We are all susceptible to this joy-killing familiarity with the world. Tolkien describes it as a man locking his beautiful possessions into a cupboard. A man who hoards in this way still possesses his treasures, but he can no longer enjoy them (Tolkien, “On Fairy Stories”). In similar fashion, the more familiar we become with the people and things in this world, the more we tend to grow numb to the depths of meaning they possess. Unless we intentionally fight against this process, we will mentally lock up the wonders that we daily encounter; therefore, we will no longer delight in their beauty.
I am convinced that the reading of fairy tales can be a powerful weapon in this fight against the numbing effects of familiarity. By fairy tales, I mean stories of ordinary people who find themselves in fantastic worlds where strange and magical powers are at work. The world of fairy tales has an unexpected and startling quality about it. Unexpected pleasures and unexpected dangers lurk around every corner, ready to ambush the hero. There is also a sense that the fairy tale world exists for its own sake, quite apart from considerations for the hero. The hero is expected to make his way the best he can during his adventures in this mysterious land.
Fairy tales can renew our appreciation for the world by reminding us of the wonder of God’s universe. “These tales say that apples were golden only to refresh the forgotten moment when we found that they were green” (Chesterton, Orthodoxy). When a story tells us of winged horses, it invites us to ponder the miracle of horses without wings (Tolkien, “On Fairy Stories”). The fantasy elements in a fairy tale recharge and stimulate our imaginations so that we can better receive the wonders of the real world. Reading about the enchanted woods “makes all real woods a little enchanted” (Lewis, “On Three Ways of Writing for Children”). Fairy tales provide an antidote to human forgetfulness, to the indifference of familiarity.
But more than that, they teach us that we ourselves also live inside a fairy tale. The same fundamental qualities in fairy tales also exist in our own lives. Our life has the same unexpectedness of the hero’s adventures in fairyland. “The supreme adventure is being born. There we walk suddenly into a splendid and startling trap. There we see something of which we have not dreamed before. Our father and mother lie in wait for us and leap out on us, like brigands from a bush” (Chesterton, Heretics). Just like in a fairy tale, God creates the characters for his story and throws them into a world of wonder and danger. God leaves it to us either to shrink from this adventure or to embrace it.
Embracing life like a fairy tale enables us to recapture a child-like sense of astonishment. It helps us to remember that this world, though fallen, is indeed an amazing and wondrous place. The fairy tale mindset makes us grateful, because it reminds us that all the beauty of this world is an undeserved gift. The story is precious because it might have been told quite differently.
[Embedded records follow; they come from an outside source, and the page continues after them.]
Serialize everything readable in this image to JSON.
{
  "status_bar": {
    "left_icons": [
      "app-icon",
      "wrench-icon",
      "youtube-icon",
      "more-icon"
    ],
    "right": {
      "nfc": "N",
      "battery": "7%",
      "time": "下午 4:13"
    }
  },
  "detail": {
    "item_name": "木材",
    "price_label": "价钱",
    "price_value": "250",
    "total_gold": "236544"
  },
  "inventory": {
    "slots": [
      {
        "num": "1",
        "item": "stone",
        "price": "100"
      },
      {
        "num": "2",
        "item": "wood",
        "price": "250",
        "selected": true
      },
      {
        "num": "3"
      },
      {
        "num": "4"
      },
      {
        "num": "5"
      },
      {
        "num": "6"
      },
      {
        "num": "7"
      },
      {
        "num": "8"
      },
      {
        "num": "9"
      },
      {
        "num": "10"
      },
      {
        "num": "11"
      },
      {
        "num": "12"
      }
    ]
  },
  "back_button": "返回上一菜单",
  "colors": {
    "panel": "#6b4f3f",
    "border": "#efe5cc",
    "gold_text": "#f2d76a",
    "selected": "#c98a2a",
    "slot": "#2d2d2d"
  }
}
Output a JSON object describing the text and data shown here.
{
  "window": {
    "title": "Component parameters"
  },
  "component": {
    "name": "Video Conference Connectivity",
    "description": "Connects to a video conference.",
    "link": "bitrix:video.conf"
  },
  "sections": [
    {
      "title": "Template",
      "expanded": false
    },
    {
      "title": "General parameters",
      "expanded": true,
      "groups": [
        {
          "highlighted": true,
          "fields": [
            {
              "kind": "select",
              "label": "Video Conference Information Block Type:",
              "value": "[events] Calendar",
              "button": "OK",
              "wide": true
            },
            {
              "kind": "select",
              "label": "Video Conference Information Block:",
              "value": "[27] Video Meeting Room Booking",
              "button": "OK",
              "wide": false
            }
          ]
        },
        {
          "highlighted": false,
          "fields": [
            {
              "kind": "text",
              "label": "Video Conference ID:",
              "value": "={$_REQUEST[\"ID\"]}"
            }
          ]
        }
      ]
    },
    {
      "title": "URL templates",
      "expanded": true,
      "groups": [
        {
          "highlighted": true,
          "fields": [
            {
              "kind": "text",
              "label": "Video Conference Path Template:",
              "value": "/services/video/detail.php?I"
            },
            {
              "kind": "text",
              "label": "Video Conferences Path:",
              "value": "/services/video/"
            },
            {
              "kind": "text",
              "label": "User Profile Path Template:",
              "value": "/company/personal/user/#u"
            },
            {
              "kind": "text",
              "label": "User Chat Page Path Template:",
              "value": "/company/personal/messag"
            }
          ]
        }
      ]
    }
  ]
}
God did not need to write our character into his world, but he chose to. Like a fairy tale, this world is often hostile as well as beautiful; however, God’s word assures us that our adventures in this world are not in vain, and that there is an even greater adventure yet to come.
In our age, fairy tales have often been dismissed as suitable only for children. But I think it’s time to bring fairy tales back out of the nursery. They may have more to teach us than we think.
This was a piece written by my elder brother, Zak. He is a student at Columbia International University, majoring in Humanities; he has a deep love for the older writings of humanity, preferably those who have already passed away.